Every line below that holds the string "Reputation" should be copied.
=== Section Start ===
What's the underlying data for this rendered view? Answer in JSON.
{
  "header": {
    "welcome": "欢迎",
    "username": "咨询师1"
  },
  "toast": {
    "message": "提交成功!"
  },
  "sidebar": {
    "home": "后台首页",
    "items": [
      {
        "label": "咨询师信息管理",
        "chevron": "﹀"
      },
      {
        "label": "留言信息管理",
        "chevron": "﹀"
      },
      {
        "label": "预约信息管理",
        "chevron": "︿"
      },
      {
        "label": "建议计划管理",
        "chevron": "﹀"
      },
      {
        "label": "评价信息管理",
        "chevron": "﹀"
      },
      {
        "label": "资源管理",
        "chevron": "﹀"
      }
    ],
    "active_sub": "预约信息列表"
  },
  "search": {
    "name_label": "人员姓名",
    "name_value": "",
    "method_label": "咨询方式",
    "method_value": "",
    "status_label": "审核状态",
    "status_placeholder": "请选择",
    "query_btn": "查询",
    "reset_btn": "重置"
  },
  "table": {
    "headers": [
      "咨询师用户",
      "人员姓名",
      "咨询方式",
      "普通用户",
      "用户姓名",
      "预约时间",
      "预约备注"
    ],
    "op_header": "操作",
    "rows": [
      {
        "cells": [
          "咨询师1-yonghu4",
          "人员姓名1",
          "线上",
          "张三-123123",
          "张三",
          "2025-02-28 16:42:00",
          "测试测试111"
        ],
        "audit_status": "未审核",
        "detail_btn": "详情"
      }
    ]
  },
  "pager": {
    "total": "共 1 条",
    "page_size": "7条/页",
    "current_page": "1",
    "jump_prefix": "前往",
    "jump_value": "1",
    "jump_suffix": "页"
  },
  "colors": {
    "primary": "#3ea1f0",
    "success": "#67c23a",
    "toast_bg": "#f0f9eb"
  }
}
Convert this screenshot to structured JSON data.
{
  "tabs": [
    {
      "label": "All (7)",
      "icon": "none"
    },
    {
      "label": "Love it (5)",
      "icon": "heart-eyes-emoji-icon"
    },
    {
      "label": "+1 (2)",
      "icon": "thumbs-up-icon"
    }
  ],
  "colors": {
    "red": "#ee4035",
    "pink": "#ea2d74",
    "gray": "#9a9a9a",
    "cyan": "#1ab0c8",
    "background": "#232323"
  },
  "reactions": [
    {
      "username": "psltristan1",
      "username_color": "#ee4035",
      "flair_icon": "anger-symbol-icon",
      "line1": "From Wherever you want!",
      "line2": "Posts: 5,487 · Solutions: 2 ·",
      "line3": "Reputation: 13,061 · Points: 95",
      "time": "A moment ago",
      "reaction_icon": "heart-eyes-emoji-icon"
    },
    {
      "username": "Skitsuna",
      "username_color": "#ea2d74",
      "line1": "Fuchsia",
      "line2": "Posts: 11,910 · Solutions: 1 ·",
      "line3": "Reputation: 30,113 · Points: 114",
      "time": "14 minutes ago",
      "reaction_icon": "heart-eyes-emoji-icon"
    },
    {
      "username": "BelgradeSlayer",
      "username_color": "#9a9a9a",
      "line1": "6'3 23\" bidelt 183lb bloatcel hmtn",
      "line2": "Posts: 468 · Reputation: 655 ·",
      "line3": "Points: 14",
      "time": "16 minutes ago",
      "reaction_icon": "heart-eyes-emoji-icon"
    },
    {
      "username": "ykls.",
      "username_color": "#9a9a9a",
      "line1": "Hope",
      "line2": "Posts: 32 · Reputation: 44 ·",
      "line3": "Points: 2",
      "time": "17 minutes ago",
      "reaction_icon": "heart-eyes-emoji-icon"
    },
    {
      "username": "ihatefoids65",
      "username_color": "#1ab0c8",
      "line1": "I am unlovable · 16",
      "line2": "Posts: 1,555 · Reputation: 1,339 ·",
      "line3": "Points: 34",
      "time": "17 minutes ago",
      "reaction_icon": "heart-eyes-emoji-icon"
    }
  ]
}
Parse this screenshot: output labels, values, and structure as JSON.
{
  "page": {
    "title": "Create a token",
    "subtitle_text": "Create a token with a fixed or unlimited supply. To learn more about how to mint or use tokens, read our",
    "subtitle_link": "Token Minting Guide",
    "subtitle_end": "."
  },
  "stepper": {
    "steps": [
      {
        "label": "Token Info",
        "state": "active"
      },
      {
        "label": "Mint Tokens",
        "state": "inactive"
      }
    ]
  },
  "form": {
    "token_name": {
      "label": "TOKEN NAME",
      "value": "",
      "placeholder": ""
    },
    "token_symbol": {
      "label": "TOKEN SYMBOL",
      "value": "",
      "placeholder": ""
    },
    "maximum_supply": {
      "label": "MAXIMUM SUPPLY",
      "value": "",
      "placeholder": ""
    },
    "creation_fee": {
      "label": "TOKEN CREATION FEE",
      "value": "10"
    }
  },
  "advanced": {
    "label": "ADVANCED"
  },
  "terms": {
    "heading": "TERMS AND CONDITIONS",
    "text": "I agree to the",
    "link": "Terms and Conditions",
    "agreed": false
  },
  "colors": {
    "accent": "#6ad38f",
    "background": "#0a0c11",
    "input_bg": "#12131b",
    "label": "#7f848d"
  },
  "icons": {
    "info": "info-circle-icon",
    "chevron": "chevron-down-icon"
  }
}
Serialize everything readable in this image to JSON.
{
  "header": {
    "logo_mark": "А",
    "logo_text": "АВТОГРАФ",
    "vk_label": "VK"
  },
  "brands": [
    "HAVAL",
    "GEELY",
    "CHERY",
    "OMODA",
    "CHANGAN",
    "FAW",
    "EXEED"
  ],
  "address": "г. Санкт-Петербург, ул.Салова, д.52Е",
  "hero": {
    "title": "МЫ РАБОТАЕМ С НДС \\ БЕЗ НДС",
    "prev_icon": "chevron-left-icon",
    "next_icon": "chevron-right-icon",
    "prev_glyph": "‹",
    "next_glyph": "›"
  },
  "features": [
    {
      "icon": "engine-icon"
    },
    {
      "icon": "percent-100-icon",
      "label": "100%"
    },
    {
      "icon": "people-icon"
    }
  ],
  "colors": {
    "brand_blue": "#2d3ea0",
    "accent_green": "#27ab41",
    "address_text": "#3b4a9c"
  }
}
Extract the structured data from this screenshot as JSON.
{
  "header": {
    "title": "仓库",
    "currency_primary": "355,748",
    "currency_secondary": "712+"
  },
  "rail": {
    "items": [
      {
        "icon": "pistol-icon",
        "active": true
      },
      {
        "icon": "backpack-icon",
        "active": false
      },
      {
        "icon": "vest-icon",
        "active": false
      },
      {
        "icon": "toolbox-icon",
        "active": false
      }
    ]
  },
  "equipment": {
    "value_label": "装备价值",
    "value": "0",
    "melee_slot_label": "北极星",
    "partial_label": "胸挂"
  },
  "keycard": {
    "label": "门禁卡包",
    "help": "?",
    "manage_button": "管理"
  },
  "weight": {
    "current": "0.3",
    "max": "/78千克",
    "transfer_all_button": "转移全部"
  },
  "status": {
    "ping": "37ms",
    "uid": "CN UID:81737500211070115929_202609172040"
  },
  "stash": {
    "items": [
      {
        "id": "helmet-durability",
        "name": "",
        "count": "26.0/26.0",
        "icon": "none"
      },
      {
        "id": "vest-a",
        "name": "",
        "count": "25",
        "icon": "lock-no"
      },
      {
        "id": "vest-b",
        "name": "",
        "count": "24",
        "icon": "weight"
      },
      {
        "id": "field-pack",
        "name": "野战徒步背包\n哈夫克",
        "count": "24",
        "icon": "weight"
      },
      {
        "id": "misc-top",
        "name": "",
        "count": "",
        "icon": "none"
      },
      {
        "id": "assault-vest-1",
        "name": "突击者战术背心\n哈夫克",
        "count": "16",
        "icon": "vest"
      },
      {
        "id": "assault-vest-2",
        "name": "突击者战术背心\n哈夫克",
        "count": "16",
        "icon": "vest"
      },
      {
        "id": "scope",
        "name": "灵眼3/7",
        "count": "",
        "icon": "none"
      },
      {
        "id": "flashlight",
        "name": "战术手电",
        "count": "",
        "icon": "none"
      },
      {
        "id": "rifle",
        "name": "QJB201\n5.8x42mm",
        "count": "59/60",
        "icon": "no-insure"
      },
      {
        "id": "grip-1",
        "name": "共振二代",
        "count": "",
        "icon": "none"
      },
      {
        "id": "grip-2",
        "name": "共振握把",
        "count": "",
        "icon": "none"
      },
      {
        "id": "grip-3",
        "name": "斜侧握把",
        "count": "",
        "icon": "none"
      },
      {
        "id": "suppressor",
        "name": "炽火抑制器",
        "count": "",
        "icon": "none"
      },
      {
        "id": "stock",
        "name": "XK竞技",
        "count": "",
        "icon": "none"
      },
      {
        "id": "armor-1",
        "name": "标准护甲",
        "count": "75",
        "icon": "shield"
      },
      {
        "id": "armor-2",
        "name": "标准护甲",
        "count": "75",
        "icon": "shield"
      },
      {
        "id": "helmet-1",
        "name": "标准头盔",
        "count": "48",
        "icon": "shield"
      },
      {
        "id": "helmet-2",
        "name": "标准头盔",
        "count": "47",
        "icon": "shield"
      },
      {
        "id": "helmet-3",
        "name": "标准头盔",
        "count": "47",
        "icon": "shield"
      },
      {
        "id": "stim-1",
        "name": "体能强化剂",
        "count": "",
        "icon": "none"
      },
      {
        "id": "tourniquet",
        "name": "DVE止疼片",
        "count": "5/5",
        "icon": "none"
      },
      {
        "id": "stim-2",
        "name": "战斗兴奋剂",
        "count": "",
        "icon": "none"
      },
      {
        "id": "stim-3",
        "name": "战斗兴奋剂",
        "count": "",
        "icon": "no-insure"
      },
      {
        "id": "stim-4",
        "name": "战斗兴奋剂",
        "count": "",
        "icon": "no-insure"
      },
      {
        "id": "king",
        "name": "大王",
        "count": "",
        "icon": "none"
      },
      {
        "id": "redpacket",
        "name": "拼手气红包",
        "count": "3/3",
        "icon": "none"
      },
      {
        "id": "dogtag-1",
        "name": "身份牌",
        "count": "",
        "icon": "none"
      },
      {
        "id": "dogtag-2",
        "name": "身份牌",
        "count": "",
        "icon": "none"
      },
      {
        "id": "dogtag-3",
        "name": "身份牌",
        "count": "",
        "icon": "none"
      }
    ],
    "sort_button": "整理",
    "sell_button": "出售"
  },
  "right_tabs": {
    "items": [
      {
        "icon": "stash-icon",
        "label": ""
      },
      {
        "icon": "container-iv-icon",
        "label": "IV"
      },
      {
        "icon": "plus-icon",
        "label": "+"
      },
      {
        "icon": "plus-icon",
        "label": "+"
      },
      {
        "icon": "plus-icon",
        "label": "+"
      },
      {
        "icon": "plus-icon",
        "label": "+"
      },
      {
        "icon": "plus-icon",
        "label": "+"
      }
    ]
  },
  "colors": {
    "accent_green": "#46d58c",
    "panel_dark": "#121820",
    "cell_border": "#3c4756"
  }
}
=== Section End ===
#### [Task solution]
      "line3": "Reputation: 13,061 · Points: 95",
      "line3": "Reputation: 30,113 · Points: 114",
      "line2": "Posts: 468 · Reputation: 655 ·",
      "line2": "Posts: 32 · Reputation: 44 ·",
      "line2": "Posts: 1,555 · Reputation: 1,339 ·",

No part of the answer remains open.